A lot of boxers say they were born to fight. Some of them are right. Rising welterweight star Jaron “Boots” Ennis definitely fits the latter category as the son of Derek “Bozy” Ennis Sr. and the brother of Derek “Pooh” Ennis and Farah Ennis.

“I always knew I was gonna box and I knew I was gonna do this,” the 23-year-old said. “I played basketball and boxed at the same time, but basketball wasn't as fun for me no more, so I said I'm just gonna continue to box. Boxing was the only thing that was really fun for me and I could do what I loved. Boxing was the one for me.”

But could Ennis, just a couple inches shorter than Philadelphia icon Allen Iverson, really play ball?

“I was all right,” he laughs. “I was okay. Nothing too crazy. I could score.”

He’s a better boxer, though? 

“Most definitely a better boxer. But I'm athletic, I can do it all.”

One look at him in the ring, and you believe he could do whatever he wanted to do. Fast, powerful, technical and aggressive, Ennis has already captured the imagination of diehard fight fans as he’s raced out to a 26-0 record that includes 24 knockouts. But when he steps into the ring at the Mohegan Sun Casino in Uncasville, Connecticut this Saturday for his first Showtime Championship Boxing main event against former 140-pound world champion Sergey Lipinets, it’s his chance to make a statement to fans in and out of the boxing bubble that he’s the next big thing in the sport.

And the way he sees it, it’s about time.

“I've been saying it's about time for these type of fights for two and a half years and we finally got a guy with a name and it's perfect timing,” he said. “So I'm thankful and I'm ready to rock and roll and show this talent.”

If you’ve seen Ennis’ talent, it’s impossible not to be impressed.

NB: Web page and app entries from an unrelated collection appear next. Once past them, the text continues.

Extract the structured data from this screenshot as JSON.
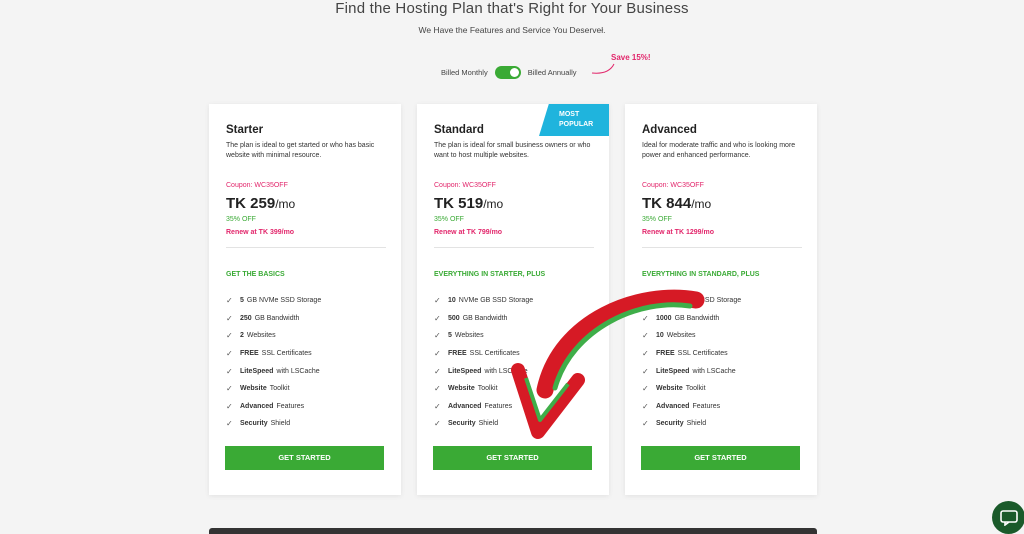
{
  "header": {
    "title": "Find the Hosting Plan that's Right for Your Business",
    "subtitle": "We Have the Features and Service You Deserveł."
  },
  "billing": {
    "monthly_label": "Billed Monthly",
    "annually_label": "Billed Annually",
    "save_label": "Save 15%!",
    "selected": "Billed Annually"
  },
  "plans": [
    {
      "name": "Starter",
      "desc": "The plan is ideal to get started or who has basic website with minimal resource.",
      "coupon": "Coupon: WC35OFF",
      "price": "TK 259",
      "per": "/mo",
      "off": "35% OFF",
      "renew": "Renew at TK 399/mo",
      "section": "GET THE BASICS",
      "features": [
        {
          "bold": "5",
          "text": "GB NVMe SSD Storage"
        },
        {
          "bold": "250",
          "text": "GB Bandwidth"
        },
        {
          "bold": "2",
          "text": "Websites"
        },
        {
          "bold": "FREE",
          "text": "SSL Certificates"
        },
        {
          "bold": "LiteSpeed",
          "text": "with LSCache"
        },
        {
          "bold": "Website",
          "text": "Toolkit"
        },
        {
          "bold": "Advanced",
          "text": "Features"
        },
        {
          "bold": "Security",
          "text": "Shield"
        }
      ],
      "button": "GET STARTED"
    },
    {
      "name": "Standard",
      "badge": "MOST POPULAR",
      "desc": "The plan is ideal for small business owners or who want to host multiple websites.",
      "coupon": "Coupon: WC35OFF",
      "price": "TK 519",
      "per": "/mo",
      "off": "35% OFF",
      "renew": "Renew at TK 799/mo",
      "section": "EVERYTHING IN STARTER, PLUS",
      "features": [
        {
          "bold": "10",
          "text": "NVMe GB SSD Storage"
        },
        {
          "bold": "500",
          "text": "GB Bandwidth"
        },
        {
          "bold": "5",
          "text": "Websites"
        },
        {
          "bold": "FREE",
          "text": "SSL Certificates"
        },
        {
          "bold": "LiteSpeed",
          "text": "with LSCache"
        },
        {
          "bold": "Website",
          "text": "Toolkit"
        },
        {
          "bold": "Advanced",
          "text": "Features"
        },
        {
          "bold": "Security",
          "text": "Shield"
        }
      ],
      "button": "GET STARTED"
    },
    {
      "name": "Advanced",
      "desc": "Ideal for moderate traffic and who is looking more power and enhanced performance.",
      "coupon": "Coupon: WC35OFF",
      "price": "TK 844",
      "per": "/mo",
      "off": "35% OFF",
      "renew": "Renew at TK 1299/mo",
      "section": "EVERYTHING IN STANDARD, PLUS",
      "features": [
        {
          "bold": "20",
          "text": "NVMe GB SSD Storage"
        },
        {
          "bold": "1000",
          "text": "GB Bandwidth"
        },
        {
          "bold": "10",
          "text": "Websites"
        },
        {
          "bold": "FREE",
          "text": "SSL Certificates"
        },
        {
          "bold": "LiteSpeed",
          "text": "with LSCache"
        },
        {
          "bold": "Website",
          "text": "Toolkit"
        },
        {
          "bold": "Advanced",
          "text": "Features"
        },
        {
          "bold": "Security",
          "text": "Shield"
        }
      ],
      "button": "GET STARTED"
    }
  ],
  "colors": {
    "accent_green": "#3aaa35",
    "accent_pink": "#e2266b",
    "badge_blue": "#1fb4dd"
  },
  "icons": {
    "feature_check": "check-icon",
    "chat": "chat-bubble-icon",
    "annotation": "red-green-arrow"
  }
}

He’s almost a throwback to a different time when fighters learned their craft and didn’t rely strictly on physical tools. Watch his defensive prowess, his ability to string together combinations and his willingness to get into a firefight if necessary and you will be impressed. Consider that he’s only 23 and his potential is scary. Yet despite the praise coming his way, Ennis is keeping it cool.

“I don't really pay too much attention to that stuff,” he said. “I just stay in the gym and perfect my craft and get better for each and every fight that I have and try to better myself every fight that I have.”

It’s a mature outlook for a young man who has the talent to make noise at the top of the division right now, yet while he admits he’s been waiting a while for an opportunity like the one ahead of him this weekend, he’s also had to exercise patience with the process.

“At the end of the day, patience and timing is key and you've got to wait your turn just like everybody else,” said Ennis. “Like I say, everybody's pay-up is different to a world title, and mine is just taking a little longer. But I know it's coming and I know I'm gonna be world champion soon.”

Beating an ex-champ in Lipinets in a premium cable main event will serve him well on that quest, and with a top 15 ranking in three of the four major sanctioning bodies (WBC, IBF and WBO) already, he will be rightfully in the conversation for a title shot should he move to 27-0 on Saturday. 

But there’s the rub. In today’s boxing world, being in position for a crack at a belt doesn’t mean you’ll get one, especially at 147 pounds, where the best fights are taking place on social media and not in the ring. Ennis, who has been dispatching quality foes with rapid-fire intensity from the time he took two rounds to halt Mike Arnaoutis in 2018, doesn’t appear to be someone adverse to taking on a challenge. Then again, he is from Philadelphia.

“Being a Philly fighter means everything,” he said. “I've always said you gotta put on for Philly, put Philly on your back. You gotta show that grit, that toughness and show what you're really about and show your skills.”

Not just in the gym, not just in club fights, or on undercards. No, real fighters like Ennis want to perform in the spotlight when it’s at its brightest against the best possible competition. So, with all the talk about Terence Crawford and Errol Spence not fighting each other and 800 “champions” jockeying for position at the top in the WBA, what is Ennis’ mission statement should he wind up with one of those belts sooner rather than later.

“When I grab one of these belts, I'm gonna get all the belts, and unify, and be undisputed,” he said. “And then go up to '54 and do the same thing. For me, it's about just fighting the best in the division, and being great and going down in history and becoming a legend.”